Charles Shipman Payson Building
Architect Henry N. Cobb talks about the Payson Building
The Portland Museum of Art opened the Charles Shipman Payson Building in 1983, the result of a generous gift of 17 works by Winslow Homer from Mr. Payson, as well as funds to construct a building in which they would be housed. The building was designed by Henry Nichols Cobb of Pei Cobb Freed & Partners with the intention that "these and other masterpieces of the State of Maine Collection, beyond being simply made available to the public, should be appropriately celebrated by the settings in which they are displayed." From the moment one enters the Museum's Great Hall, the visitor encounters a rich but disciplined elaboration of interior space accompanying and supporting the exhibition of art. "In considering how best to capture the special quality of 'Portland light' for the benefit of paintings and sculpture," explained Mr. Cobb. "We returned to an earlier, simpler, and I believe superior prototype, the domed clerestory. The particular merit of this configuration is that controlled daylight entering from above suffuses, shapes, and animates the space as it illuminates the works of art within." The design of the building also sought "to respect and render eloquent the living presence of history on and around the Museum site." The solution is a stepped building form, which fronts boldly onto Congress Street yet grants primacy to its smaller neighbors within the Museum precinct.
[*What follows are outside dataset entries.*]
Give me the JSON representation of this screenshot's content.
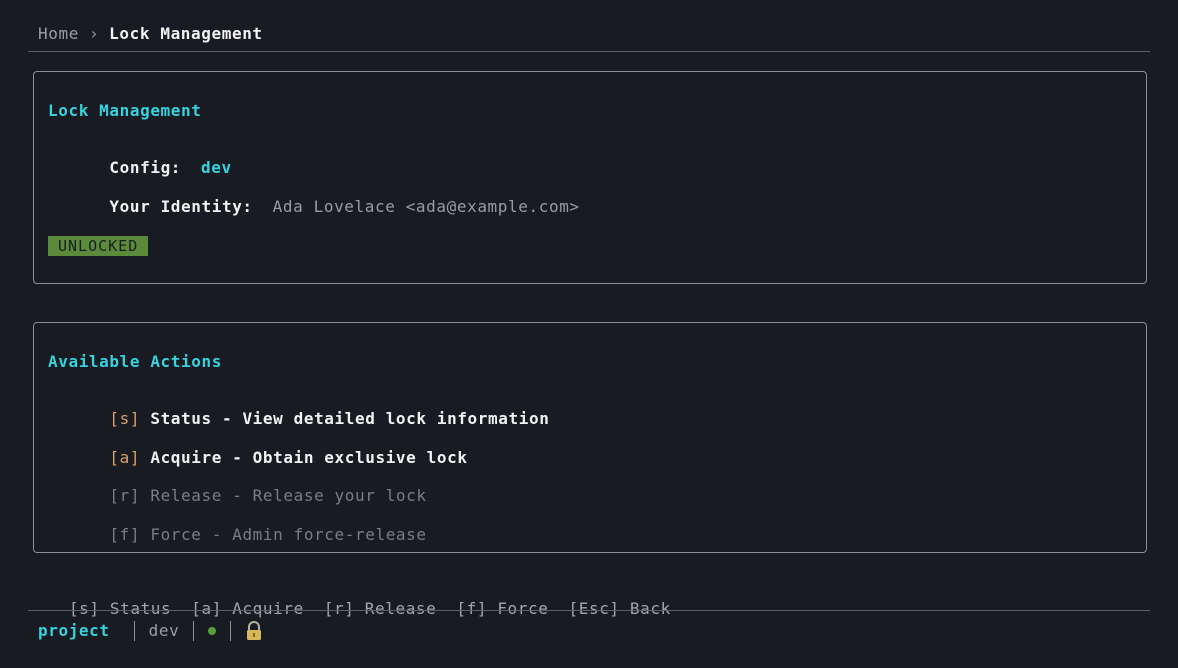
{
  "breadcrumb": {
    "home": "Home",
    "separator": "›",
    "current": "Lock Management"
  },
  "lock_panel": {
    "title": "Lock Management",
    "config_label": "Config:",
    "config_value": "dev",
    "identity_label": "Your Identity:",
    "identity_value": "Ada Lovelace <ada@example.com>",
    "status_badge": "UNLOCKED"
  },
  "actions_panel": {
    "title": "Available Actions",
    "actions": [
      {
        "key": "[s]",
        "text": "Status - View detailed lock information",
        "enabled": true
      },
      {
        "key": "[a]",
        "text": "Acquire - Obtain exclusive lock",
        "enabled": true
      },
      {
        "key": "[r]",
        "text": "Release - Release your lock",
        "enabled": false
      },
      {
        "key": "[f]",
        "text": "Force - Admin force-release",
        "enabled": false
      }
    ]
  },
  "shortcuts": [
    "[s] Status",
    "[a] Acquire",
    "[r] Release",
    "[f] Force",
    "[Esc] Back"
  ],
  "status_bar": {
    "project": "project",
    "config": "dev",
    "indicator_icon": "status-dot-icon",
    "lock_icon": "lock-icon"
  },
  "colors": {
    "accent": "#36d3de",
    "key_highlight": "#d9a064",
    "unlocked_badge": "#5a8a3a",
    "background": "#181b22"
  }
}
These neighboring buildings are the L. D. M. Sweat Memorial Galleries (1911), a characteristic gallery building of its time, and the McLellan House (1801) a handsome example of Federal period architecture and the original home of the Museum.